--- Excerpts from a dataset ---

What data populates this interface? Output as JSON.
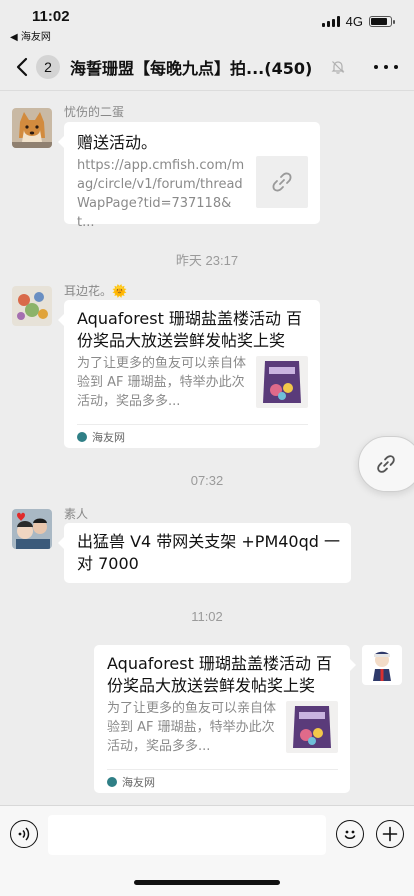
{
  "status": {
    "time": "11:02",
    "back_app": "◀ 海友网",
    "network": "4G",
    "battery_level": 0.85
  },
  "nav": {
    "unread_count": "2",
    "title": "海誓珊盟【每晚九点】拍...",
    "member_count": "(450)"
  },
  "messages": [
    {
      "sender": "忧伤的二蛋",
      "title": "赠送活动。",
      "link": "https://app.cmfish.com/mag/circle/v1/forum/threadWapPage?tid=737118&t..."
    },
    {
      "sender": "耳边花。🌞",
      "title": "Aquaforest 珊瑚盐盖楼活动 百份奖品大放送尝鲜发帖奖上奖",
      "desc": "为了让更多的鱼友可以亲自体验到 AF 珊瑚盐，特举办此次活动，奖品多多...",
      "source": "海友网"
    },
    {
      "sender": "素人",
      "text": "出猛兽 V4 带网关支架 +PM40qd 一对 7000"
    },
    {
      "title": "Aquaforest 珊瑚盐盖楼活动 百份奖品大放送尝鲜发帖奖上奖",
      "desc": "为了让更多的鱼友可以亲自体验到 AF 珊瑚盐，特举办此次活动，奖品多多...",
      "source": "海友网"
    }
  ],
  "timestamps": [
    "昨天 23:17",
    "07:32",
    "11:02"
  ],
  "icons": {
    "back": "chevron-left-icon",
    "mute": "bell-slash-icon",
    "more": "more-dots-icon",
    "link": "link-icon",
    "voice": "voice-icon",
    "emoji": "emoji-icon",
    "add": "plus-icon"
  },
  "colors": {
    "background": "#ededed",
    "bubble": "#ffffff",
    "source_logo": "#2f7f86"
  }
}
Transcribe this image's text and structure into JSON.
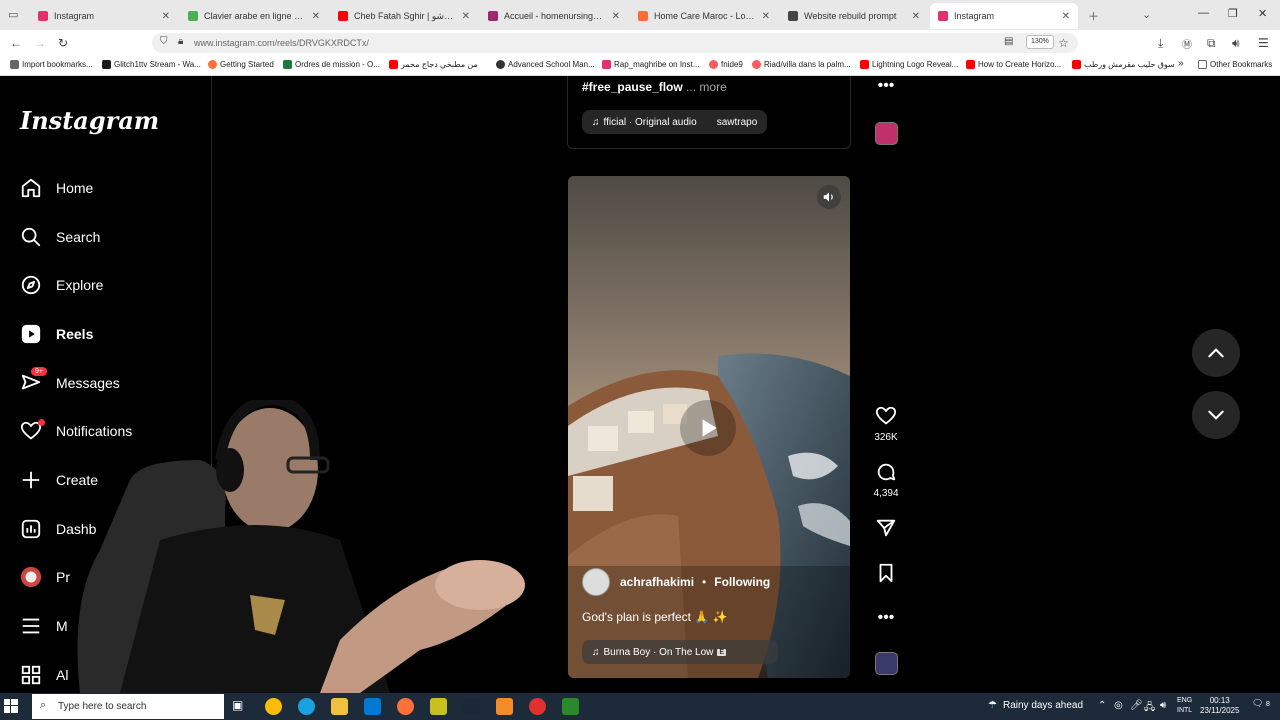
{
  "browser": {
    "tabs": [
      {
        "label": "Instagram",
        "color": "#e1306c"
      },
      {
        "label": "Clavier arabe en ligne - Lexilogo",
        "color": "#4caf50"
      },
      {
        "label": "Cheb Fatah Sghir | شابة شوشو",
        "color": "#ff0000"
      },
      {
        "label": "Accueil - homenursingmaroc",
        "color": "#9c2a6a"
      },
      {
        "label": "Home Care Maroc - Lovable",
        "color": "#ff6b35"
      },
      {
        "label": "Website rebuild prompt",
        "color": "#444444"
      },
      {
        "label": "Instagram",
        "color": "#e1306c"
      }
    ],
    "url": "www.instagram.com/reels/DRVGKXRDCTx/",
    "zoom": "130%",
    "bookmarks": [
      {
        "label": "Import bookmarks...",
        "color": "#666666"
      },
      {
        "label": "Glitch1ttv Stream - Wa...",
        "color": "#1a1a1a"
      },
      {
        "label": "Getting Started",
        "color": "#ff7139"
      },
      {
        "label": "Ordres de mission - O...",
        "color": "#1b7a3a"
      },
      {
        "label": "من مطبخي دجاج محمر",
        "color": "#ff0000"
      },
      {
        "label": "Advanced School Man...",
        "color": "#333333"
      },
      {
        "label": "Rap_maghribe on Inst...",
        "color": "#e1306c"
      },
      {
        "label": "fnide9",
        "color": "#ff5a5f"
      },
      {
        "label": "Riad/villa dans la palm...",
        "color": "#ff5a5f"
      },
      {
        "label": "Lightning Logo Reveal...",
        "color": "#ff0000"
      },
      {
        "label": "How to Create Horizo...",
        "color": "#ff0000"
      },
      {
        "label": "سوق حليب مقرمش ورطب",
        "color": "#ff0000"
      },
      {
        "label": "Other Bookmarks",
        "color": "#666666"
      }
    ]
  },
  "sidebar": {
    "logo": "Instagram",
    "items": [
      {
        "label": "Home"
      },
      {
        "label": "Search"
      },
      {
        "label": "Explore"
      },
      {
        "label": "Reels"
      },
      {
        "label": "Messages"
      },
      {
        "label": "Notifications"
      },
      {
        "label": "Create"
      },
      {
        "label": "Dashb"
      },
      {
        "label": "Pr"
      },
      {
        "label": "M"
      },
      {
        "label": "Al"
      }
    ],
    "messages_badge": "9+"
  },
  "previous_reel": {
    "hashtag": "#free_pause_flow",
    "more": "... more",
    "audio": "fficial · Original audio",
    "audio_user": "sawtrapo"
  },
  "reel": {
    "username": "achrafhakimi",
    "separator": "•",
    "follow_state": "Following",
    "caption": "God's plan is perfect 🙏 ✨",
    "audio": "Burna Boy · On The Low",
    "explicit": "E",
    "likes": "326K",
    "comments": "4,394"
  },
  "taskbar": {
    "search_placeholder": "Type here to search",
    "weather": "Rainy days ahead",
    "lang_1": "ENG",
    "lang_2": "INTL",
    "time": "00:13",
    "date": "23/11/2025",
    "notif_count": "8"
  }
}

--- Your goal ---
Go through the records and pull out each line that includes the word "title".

--- Written response ---
    "title": "海誓珊盟【每晚九点】拍...",
      "title": "赠送活动。",
      "title": "Aquaforest 珊瑚盐盖楼活动 百份奖品大放送尝鲜发帖奖上奖",
      "title": "Aquaforest 珊瑚盐盖楼活动 百份奖品大放送尝鲜发帖奖上奖",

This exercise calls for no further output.